Whishaw also spoke out about Matt Damon, who had to apologise after saying gay actors should keep their sexuality a secret.
He said: "The Matt Damon thing, it has probably been taken out of context but I don't understand the heat around it. It feels like a story that's trying to be drummed up, even though there are more important things we should be talking about."
The actor plays Danny, who is drawn into the espionage world through his lover Alex, played by Edward Holcroft in London Spy, which has been created and written by Tom Rob Smith. The show will air on BBC2 in November.
Whishaw, who is in a civil partnership with Australian composer Mark Bradshaw, said: "I liked the character very much, I was intrigued by him. I was very gripped by the story, I had absolutely no idea of the world I was in and I didn't know what would happen from one moment to the next. It was perplexing, and beautiful, and it struck me as soon as I read it."
He said it is Danny's need for love that he related to the most.
"I felt very connected to him. I remember a period of my life of feeling like I needed to be in love and I needed to find love, and life would have no meaning unless I found somebody. That was all my energy and thinking and longing was going into that. That's what I related to most.
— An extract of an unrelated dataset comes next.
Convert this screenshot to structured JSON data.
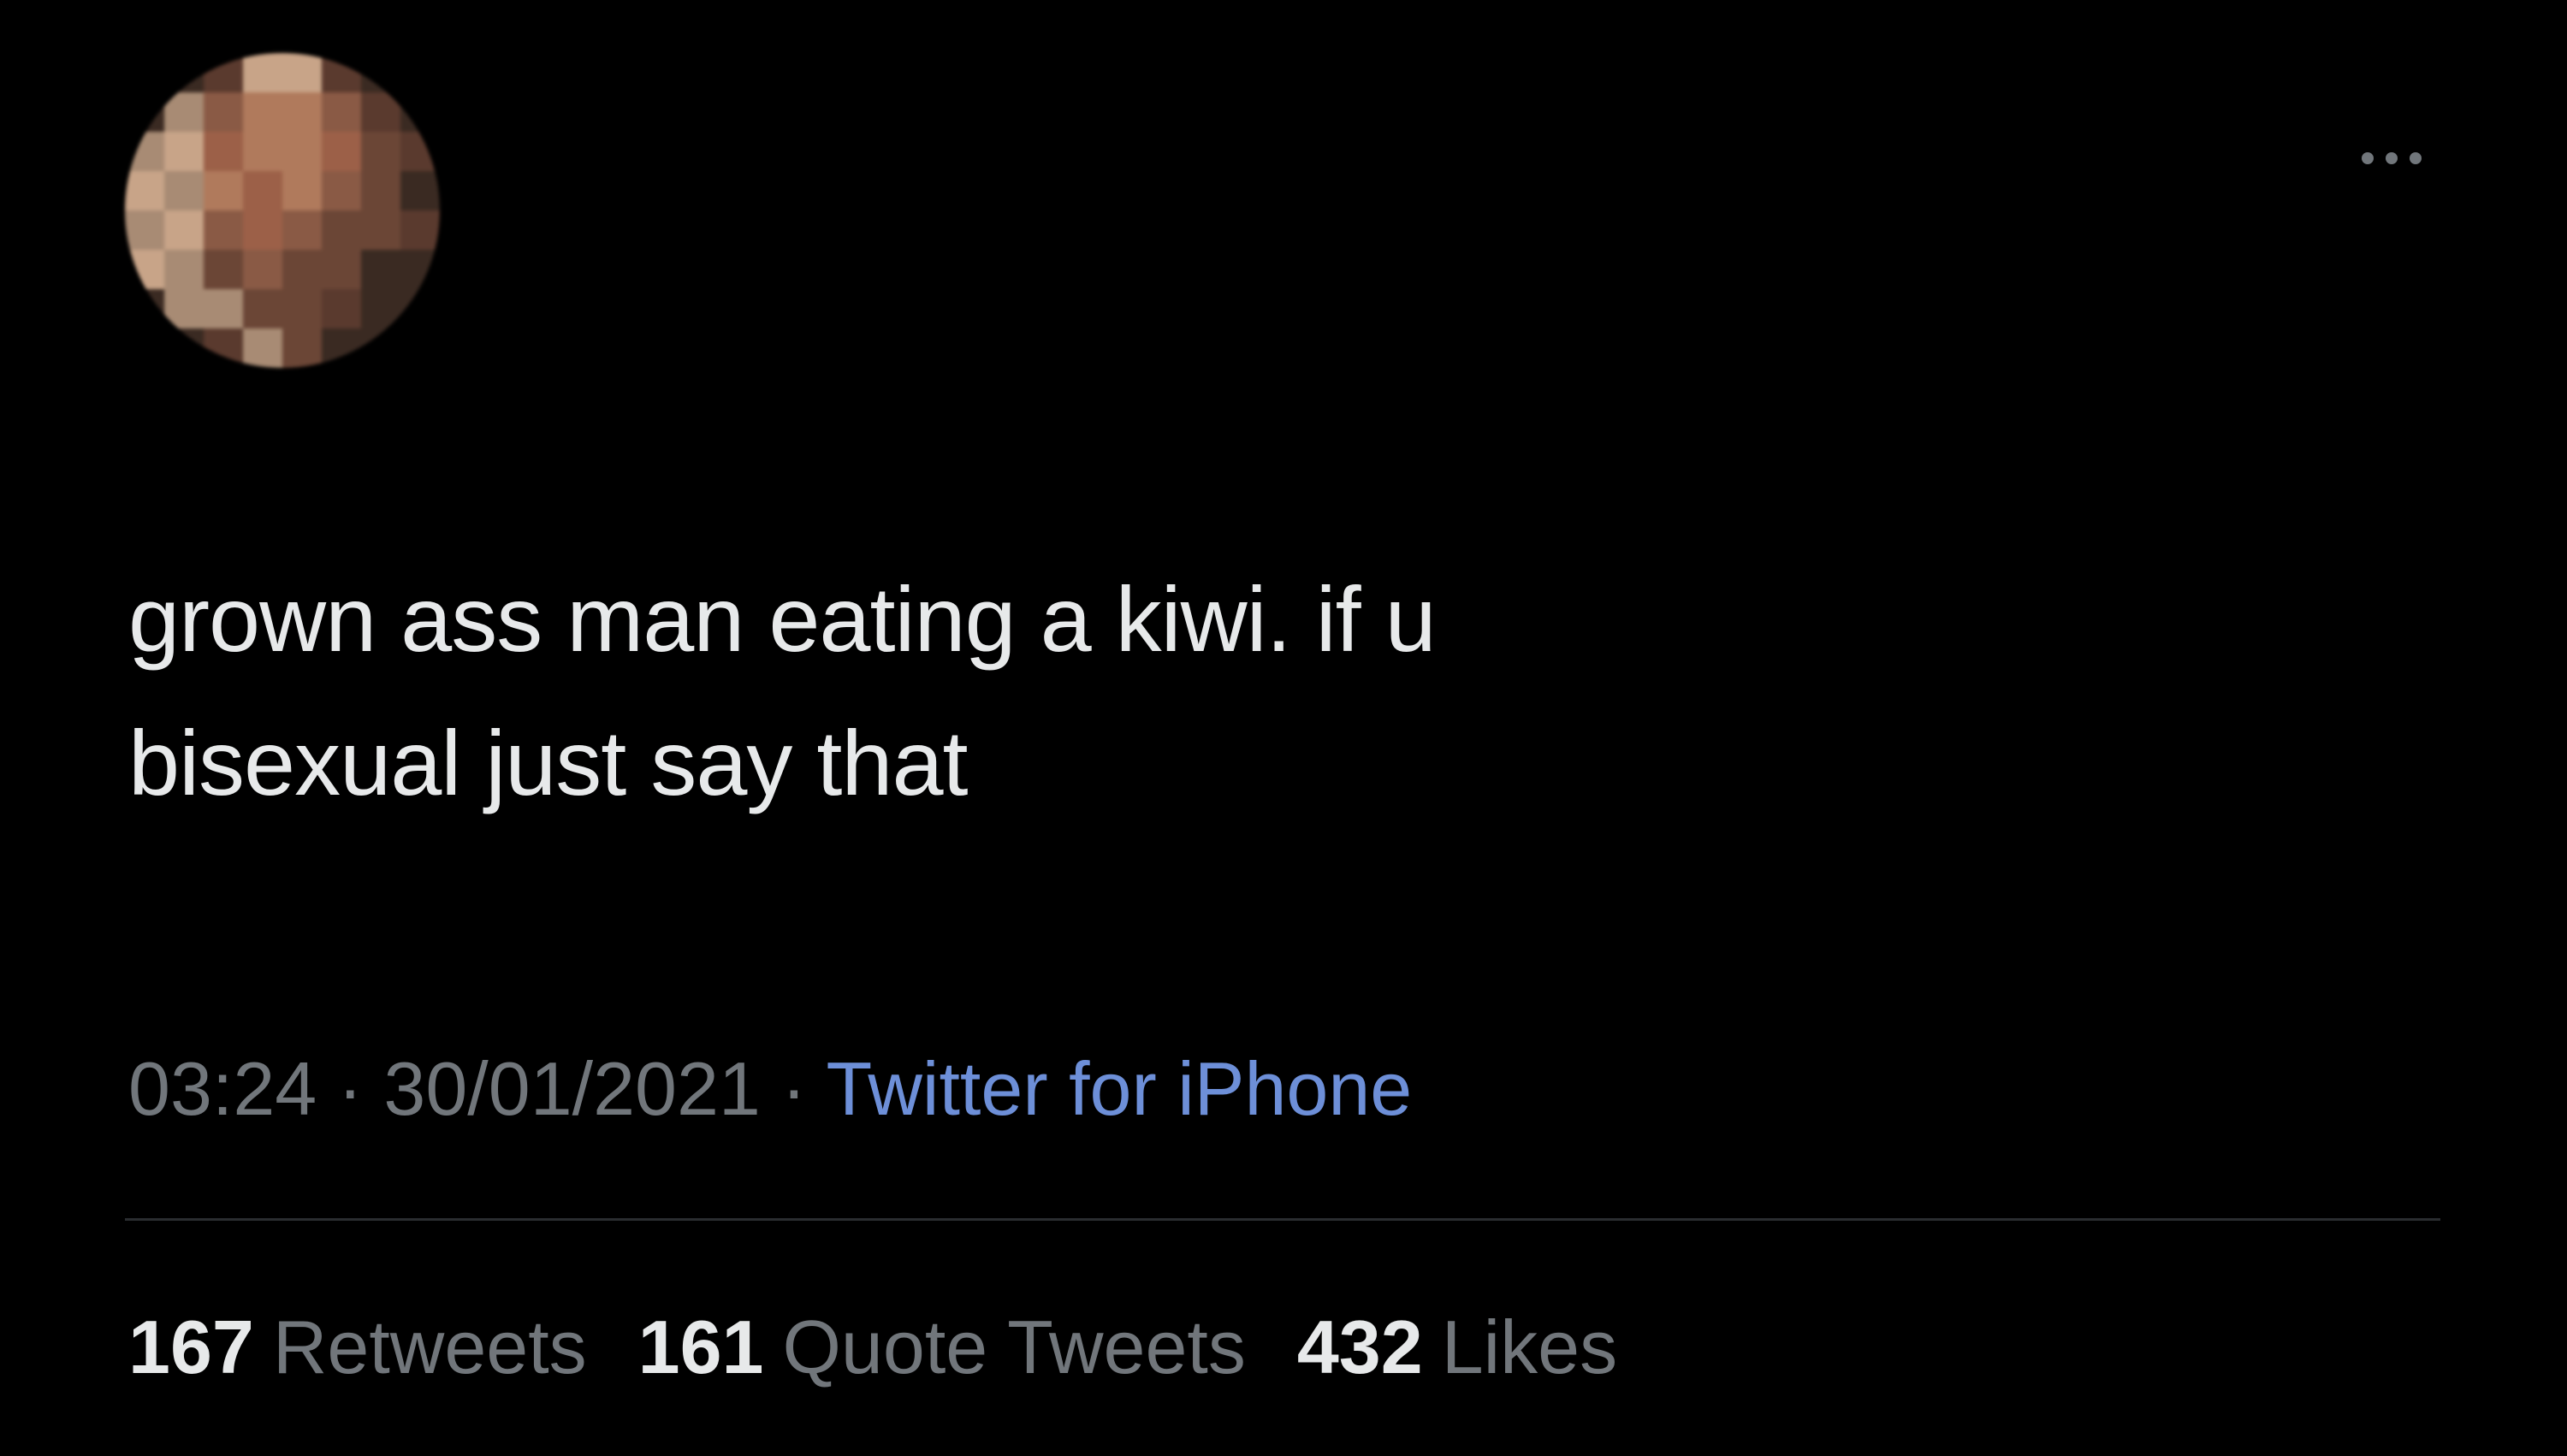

"There was a need in him. I liked that he loved sex. He's a sensual person, it comes out more and more as the series goes along, so those are the things I was interested in."
Whishaw, whose other small-screen credits include BBC One series Criminal Justice, BBC Two historical drama Richard II and The Hour, said there has never been a better time for television.
He explained: "Most or all of the interesting writing is happening in television. You get to play a character that's bound to be more interesting and complicated because you have more time to explore it, and it's not subjected to a plot that has to be resolved in an hour and a half. All of those things are very appealing.
"I think we're in a very interesting (time) - film is in a strange place and television is in an incredible (period), certainly in my lifetime. I've never known anything like it before."
Whishaw, who will reprise his role as Q in the upcoming 007 film Spectre, remained tight-lipped over the movie, which will star Daniel Craig as the secret agent for the fourth time.
He said: " I think it will be really good. It's a James Bond film so it will have everything that you hope."